I was nervous to try things like eggs or other proteins again after coming out of my gastritis flare. Eggs can be finicky and can cause problems for some people, but I found this article which turned out to be extremely helpful in me figuring out what kind of foods to eat while I was healing and eggs were on that list!
Eggs are often demonized by healing diets, but they’re actually one of the most nutrient-dense foods on the planet.
That’s not to say that eggs are for everyone at every point in time – we’re all sensitive to different foods – just don’t knock it because of something you read one time. I’d encourage you to try them for yourself as they’re rich in nutrients and easy on the stomach.
It’s hard to know how you’ll react to a food until you try it, so start SLOW and at small amounts. (With eggs too, either the yolks or the whites can be problematic depending on the person – so you may also want to try both individually before calling it quits with eggs.)
This no mayo egg salad recipe is SUPER quick and easy to make, with a couple of different variations to it.
The main ingredient you will obviously need for this recipe are eggs.

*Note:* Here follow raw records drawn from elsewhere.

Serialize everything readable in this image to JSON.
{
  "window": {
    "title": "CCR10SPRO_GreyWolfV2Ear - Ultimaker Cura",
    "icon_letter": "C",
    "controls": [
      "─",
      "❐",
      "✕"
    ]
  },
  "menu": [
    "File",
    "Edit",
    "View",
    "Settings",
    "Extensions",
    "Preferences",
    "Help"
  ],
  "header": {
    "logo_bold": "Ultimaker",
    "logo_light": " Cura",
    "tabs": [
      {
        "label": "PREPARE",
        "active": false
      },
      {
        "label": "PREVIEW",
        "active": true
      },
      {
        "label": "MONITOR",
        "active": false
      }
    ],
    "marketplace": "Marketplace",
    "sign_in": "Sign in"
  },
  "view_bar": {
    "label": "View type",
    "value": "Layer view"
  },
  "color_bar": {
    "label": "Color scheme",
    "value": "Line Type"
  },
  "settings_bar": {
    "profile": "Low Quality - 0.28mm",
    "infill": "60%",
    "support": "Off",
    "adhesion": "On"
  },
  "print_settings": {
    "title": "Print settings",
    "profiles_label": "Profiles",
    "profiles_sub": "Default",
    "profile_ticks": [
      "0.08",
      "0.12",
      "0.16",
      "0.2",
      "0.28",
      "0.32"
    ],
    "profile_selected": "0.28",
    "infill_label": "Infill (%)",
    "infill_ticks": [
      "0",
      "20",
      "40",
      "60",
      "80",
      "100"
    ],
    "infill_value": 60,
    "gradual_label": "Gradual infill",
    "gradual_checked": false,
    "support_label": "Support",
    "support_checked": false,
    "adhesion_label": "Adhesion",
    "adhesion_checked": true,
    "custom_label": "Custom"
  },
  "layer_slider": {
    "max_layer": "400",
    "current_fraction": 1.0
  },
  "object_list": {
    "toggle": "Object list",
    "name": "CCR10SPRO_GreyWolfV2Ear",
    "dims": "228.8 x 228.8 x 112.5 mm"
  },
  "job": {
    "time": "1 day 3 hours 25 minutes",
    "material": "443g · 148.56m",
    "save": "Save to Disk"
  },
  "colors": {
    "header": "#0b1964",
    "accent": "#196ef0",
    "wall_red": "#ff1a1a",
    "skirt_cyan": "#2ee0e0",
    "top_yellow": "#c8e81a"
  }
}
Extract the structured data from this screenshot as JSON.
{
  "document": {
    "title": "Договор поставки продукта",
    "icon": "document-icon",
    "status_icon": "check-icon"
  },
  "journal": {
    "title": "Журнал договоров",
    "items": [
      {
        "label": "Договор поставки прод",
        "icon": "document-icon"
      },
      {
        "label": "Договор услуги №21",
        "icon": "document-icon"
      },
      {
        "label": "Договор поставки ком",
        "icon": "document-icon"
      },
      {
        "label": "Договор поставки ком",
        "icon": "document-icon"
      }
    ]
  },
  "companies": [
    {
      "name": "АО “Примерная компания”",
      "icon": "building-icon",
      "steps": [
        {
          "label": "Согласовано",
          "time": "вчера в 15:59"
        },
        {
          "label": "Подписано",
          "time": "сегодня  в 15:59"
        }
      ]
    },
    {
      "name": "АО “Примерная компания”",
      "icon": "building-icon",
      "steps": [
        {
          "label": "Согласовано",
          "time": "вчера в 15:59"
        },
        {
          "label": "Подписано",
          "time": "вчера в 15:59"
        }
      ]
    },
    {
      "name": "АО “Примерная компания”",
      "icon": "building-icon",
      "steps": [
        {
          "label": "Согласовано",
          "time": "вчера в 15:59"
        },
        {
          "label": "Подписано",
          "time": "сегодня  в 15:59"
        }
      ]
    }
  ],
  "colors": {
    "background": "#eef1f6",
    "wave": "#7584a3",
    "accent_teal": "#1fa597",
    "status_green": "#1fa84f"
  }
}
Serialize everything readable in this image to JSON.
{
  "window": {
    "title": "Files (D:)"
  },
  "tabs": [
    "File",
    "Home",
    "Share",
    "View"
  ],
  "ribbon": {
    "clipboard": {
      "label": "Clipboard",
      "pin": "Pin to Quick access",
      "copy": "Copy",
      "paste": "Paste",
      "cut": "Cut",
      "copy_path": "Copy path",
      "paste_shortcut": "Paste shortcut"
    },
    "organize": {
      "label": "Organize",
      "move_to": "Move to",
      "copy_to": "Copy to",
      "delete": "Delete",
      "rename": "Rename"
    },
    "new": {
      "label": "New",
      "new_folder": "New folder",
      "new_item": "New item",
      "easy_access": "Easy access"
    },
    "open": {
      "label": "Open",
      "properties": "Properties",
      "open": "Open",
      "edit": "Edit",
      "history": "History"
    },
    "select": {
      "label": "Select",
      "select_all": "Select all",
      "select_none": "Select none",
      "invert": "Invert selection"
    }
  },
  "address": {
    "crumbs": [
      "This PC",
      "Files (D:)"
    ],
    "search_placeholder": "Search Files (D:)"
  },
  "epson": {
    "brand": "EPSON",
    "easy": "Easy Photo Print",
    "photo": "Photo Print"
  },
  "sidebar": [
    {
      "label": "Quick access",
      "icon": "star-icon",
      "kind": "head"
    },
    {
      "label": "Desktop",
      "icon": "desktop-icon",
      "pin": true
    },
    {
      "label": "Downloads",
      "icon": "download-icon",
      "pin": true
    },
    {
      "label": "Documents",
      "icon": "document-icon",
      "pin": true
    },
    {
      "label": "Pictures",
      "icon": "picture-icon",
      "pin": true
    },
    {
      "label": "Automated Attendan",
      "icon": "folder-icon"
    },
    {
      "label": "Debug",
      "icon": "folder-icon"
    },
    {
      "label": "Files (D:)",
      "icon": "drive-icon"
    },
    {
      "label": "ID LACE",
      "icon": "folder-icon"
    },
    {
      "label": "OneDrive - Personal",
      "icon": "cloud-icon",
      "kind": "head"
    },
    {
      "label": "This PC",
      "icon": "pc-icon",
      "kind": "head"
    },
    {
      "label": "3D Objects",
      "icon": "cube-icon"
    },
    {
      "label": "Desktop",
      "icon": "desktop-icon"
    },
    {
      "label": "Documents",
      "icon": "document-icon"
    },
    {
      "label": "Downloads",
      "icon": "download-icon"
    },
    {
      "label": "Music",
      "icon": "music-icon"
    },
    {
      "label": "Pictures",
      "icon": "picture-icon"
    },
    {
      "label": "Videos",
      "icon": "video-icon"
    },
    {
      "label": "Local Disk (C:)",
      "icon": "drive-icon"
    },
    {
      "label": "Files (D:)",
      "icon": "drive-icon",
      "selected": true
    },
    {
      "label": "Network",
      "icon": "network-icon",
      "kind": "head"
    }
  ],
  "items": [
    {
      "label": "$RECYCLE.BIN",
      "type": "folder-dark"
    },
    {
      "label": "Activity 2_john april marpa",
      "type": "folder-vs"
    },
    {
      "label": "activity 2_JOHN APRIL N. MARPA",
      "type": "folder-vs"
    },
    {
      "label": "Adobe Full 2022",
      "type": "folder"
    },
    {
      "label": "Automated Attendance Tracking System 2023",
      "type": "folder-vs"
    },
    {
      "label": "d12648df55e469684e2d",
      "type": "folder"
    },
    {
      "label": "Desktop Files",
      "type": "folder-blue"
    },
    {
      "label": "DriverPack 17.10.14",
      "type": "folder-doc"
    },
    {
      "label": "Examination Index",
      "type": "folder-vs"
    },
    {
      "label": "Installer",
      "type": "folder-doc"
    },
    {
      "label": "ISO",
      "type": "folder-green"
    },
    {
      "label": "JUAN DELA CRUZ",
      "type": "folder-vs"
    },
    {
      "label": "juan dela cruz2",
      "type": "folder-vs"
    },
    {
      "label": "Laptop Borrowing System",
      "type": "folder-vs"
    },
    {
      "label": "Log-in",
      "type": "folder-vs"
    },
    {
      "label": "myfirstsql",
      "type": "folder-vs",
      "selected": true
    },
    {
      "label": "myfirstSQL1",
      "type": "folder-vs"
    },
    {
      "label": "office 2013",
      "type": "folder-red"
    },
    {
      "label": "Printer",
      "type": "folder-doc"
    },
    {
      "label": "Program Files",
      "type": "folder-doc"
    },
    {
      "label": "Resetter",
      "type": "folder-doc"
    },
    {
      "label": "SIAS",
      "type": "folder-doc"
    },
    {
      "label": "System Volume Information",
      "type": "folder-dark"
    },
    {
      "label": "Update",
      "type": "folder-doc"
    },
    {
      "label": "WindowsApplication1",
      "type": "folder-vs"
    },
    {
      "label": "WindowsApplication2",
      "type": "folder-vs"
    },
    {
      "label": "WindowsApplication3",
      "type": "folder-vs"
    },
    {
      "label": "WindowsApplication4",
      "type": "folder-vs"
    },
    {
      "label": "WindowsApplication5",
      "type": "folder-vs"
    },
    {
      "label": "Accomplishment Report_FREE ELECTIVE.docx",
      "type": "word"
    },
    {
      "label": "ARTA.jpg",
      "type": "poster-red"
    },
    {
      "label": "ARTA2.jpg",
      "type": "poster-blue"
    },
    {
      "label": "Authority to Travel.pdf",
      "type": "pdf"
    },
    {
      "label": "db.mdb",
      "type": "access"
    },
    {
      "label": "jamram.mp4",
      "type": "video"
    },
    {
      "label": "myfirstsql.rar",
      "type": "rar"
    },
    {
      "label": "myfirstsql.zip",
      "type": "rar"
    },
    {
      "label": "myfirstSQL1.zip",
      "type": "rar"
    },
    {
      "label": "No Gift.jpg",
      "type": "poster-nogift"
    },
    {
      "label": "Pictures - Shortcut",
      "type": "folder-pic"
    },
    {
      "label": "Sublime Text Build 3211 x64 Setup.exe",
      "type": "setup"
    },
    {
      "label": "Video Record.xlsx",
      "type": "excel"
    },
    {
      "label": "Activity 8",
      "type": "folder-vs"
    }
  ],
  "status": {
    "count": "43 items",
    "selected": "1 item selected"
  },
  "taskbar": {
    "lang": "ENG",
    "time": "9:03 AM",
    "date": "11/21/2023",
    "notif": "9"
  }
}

They’re rich in several vitamins and nutrients, including a compound called choline, which impacts impacts liver function, healthy brain development, muscle movement, your nervous system and metabolism.
If you’re using food as a healing agent, I would encourage you to buy organic, pasture-raised eggs.
Eggs with this label have passed Humane Farm Animal Care (HFAC) certification, which guarantees that the chickens have been raised on a vegetation-covered pasture with 108 square feet per chicken for a minimum of six hours per day.
Your best quality eggs will likely be found at your local farmer’s market (with a farm that uses organic farming practices) or you can see what’s in your area at EatWild.com!
Avocado is also wonderfully nutritious and a great source of potassium (and trust me – after having to both drink and get potassium in through an IV – it’s not something you want to be deficient in).
However, it is a fat, which may be difficult for you to digest with gastritis.
You can either skip the avocado if you’re just reintroducing food, use a very small amount, or try it with some ox bile if you know you’re not doing well with fats. This is my favorite ox bile supplement. It’s on the pricey side, but it contains other ingredients that are incredibly nutritious and healing – so worth it!
Optional: Full Fat Greek Yogurt
Yes, yogurt falls under the dairy category.
However, REAL yogurt (not with added sugars or artificial flavoring) contains live bacteria that helps you break down lactose. So, even if you are staying away from dairy or have a lactose intolerance, you can still react well to true, fermented yogurt and it’s actually GREAT for your gut.
(You want to select PLAIN flavors with NO additives. Stay away from gums, thickeners, sweetener, or added sugars. While full fat is more beneficial, some can’t tolerate fats well – so you can start with 0% or low fat and work your way up. Don’t be afraid to experiment!)
5 minPrep Time
10 minCook Time
15 minTotal Time
- 2 Eggs
- Sea Salt
- Optional: Avocado
- Optional: Cultured Yogurt
- In a small sauce pan, bring water to a boil and add in the eggs for 10 minutes.
- Remove from heat and let the eggs cool.
- Crack and remove the shell from your egg and rinse any residue from your boiled egg.
- Add to a plate and cut/mash your egg.
- Add salt and either avocado or yogurt depending on what you'd like to add to your egg salad.
- Note: If using avocado or full fat yogurt, you may want to have with ox bile and/or digestive enzymes .